THE SOURCE OF EVIL SHOWN. — V. 15. The rod and reproof, properly and judiciously administered to a child, give wisdom, lay the foundation for the attainment of true morality; but a child left to himself, without proper discipline, left to his own will, bringeth his mother to shame, whose foolish indulgence is often to blame for the degeneration of her children. V. 16. When the wicked are multiplied, when they are in the majority in a community or state, transgression increaseth, for not only do they themselves grow in impudence, but they influence others as well and cause them to transgress; but the righteous shall see their fall, be witness of the punishment laid upon the godless by the Lord. V. 17. Correct thy son, with proper reproof and punishment, and he shall give thee rest, bring a feeling of quiet satisfaction to the parent’s heart; yea, he shall give delight unto thy soul, so that the parent may have constant enjoyment. V. 18. Where there is no vision, the people perish; if revelation is scarce, if the Word of God is precious, if men do not properly judge circumstances with relation to their ultimate effects, the people become wild, untractable, grow beyond discipline; but he that keepeth the Law, happy is he, sure to come under the blessing of Jehovah. V. 19. A servant will not be corrected by words, being in need often of sharper correction; for though he understand, he will not answer, he will pay no attention to an ordinary statement or reproof. V. 20. Seest thou a man that is hasty In his words? one who speaks before he thinks. There is more hope of a fool than of him. Op. chap. 26, 12; Eccl. 9, 18. V. 21. He that delicately bringeth up his servant from a child, causing the slave to believe himself more than his station really permits him to be, shall have him become his son at the length, or, his end will be contention, for rebellion on the part of the slave will naturally follow. V. 22. An angry man, one readily yielding to his temper, stirreth up strife, chap. 15, 18, and a furious man, one who gives way to angry passions, aboundeth in transgression, that being the inevitable consequence of such a disposition. V. 23. A man’s pride shall bring him low, for self-exaltation comes before the fall; but honor shall uphold the humble in spirit. Cp. Matt. 23, 12; Luke 14, 11; 1 Pet. 5,5. V.24. Whoso is partner with a thief hateth his own soul, the concealer, being on the same level with the criminal, must expect to share his punishment; he heareth cursing and bewrayeth it not, he hears the imprecation or objurgation of the judge, Lev. 5, 1, warning him to tell the truth, but he refuses to reveal the crime, and so the penalty descends upon him. V. 25. The fear of man bringeth a snare, many a person having yielded to sin under the constraint of such terror; but whoso putteth his trust in the Lord shall be safe, both by overcoming temptation and by escaping the evils attending transgression.
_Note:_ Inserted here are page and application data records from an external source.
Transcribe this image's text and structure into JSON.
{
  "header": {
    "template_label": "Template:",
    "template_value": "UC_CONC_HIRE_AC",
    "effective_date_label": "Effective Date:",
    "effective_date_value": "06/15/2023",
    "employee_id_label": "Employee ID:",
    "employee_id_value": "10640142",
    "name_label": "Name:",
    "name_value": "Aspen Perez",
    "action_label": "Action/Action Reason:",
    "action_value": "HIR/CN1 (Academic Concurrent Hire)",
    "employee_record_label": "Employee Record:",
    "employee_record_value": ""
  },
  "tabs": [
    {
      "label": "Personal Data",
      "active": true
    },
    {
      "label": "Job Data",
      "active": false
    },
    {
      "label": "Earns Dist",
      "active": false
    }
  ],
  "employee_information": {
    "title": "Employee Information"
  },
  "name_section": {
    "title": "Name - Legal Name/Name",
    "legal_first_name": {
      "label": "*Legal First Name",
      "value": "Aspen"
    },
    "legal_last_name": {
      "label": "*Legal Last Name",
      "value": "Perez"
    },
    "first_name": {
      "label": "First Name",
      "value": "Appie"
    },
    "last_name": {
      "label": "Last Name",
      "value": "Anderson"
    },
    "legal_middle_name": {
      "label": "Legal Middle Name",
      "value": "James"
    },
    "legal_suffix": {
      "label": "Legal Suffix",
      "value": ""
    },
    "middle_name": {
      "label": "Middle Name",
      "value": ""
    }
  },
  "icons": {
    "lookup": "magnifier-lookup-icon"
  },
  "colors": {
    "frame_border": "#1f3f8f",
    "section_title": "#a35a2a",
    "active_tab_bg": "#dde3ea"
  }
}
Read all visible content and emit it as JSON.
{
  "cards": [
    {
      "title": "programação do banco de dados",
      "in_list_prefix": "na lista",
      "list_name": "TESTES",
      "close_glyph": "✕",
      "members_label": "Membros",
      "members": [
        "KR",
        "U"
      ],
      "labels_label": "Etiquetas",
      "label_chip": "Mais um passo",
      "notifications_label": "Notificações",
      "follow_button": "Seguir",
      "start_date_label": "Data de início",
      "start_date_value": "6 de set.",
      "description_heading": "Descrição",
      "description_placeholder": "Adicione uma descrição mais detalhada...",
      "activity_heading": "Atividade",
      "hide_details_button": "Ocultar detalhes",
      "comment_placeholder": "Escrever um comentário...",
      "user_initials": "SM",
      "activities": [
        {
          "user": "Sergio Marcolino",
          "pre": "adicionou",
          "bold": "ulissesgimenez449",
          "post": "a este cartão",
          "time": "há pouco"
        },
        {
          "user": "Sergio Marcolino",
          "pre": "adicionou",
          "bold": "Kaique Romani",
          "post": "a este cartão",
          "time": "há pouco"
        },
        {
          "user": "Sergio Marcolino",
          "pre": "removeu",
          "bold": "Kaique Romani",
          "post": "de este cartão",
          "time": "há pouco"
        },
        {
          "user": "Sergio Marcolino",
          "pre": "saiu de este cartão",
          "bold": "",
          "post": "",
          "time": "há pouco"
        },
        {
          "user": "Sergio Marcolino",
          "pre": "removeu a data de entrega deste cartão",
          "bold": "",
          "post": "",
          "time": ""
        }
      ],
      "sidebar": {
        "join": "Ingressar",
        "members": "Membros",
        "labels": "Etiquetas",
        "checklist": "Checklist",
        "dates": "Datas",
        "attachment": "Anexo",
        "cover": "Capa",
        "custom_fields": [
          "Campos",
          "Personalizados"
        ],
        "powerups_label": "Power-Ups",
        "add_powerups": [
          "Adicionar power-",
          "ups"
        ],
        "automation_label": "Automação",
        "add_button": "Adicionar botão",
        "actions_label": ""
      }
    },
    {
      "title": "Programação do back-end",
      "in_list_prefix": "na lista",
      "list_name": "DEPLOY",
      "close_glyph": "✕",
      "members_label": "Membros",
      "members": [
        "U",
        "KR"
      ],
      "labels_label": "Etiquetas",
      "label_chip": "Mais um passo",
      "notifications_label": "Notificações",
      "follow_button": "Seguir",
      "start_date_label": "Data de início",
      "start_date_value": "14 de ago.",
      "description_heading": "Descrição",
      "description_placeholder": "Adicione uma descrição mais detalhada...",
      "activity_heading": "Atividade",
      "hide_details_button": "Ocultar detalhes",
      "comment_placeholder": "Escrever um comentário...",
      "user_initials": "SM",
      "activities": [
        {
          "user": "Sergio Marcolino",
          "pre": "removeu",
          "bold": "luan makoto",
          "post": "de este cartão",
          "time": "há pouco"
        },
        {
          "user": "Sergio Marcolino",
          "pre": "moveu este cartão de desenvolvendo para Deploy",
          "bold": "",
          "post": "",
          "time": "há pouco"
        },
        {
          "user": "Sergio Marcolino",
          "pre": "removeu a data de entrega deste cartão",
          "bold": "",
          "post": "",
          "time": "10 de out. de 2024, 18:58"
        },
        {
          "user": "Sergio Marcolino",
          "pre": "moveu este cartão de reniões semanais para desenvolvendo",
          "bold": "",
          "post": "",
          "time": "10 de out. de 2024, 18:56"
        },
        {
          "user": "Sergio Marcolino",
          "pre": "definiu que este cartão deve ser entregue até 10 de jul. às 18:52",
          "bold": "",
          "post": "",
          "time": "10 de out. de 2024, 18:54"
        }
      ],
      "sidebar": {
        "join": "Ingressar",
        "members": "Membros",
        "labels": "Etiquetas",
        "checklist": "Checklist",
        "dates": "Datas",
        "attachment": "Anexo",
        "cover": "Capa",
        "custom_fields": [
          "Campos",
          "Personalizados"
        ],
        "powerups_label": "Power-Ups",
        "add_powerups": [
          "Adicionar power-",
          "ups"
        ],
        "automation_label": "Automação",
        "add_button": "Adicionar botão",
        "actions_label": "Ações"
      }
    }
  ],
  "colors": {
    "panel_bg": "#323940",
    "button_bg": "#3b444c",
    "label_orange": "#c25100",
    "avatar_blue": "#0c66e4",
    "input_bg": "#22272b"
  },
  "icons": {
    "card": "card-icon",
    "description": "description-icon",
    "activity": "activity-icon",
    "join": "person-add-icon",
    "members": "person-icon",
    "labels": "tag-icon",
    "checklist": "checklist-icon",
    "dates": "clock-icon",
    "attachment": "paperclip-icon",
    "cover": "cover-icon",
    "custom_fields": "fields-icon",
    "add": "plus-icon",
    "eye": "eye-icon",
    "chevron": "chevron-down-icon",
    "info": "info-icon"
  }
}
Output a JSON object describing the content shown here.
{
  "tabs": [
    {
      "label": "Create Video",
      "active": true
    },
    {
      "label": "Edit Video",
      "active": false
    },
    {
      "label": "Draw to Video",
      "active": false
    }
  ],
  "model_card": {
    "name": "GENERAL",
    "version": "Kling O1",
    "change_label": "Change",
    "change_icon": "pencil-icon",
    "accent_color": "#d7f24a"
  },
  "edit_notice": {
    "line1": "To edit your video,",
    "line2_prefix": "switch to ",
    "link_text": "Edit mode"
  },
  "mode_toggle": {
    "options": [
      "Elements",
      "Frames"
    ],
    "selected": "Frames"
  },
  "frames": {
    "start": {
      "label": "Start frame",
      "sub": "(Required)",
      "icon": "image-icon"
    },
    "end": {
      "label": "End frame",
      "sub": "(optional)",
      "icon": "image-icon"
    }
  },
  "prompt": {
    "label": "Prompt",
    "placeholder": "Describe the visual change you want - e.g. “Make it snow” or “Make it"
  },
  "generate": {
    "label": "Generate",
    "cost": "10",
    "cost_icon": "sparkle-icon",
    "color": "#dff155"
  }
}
V. 26. Many seek the ruler’s favor, literally, “his face,” they try to gain his good will by every form of attention; but every man’s Judgment cometh from the Lord, who is not swayed by fawning or flattery, but always judges a righteous judgment. V. 27. An unjust man is an abomination to the just, on account of his utter lack of uprightness; and he that is upright in the way, in his entire conduct, is abomination to the wicked, because the behavior of the righteous is a constant accusation of the ungodly, a fact which they resent very strongly. There can be no union between the godly and the ungodly, between believers and unbelievers. To be a friend of the world is equivalent to being an enemy of God.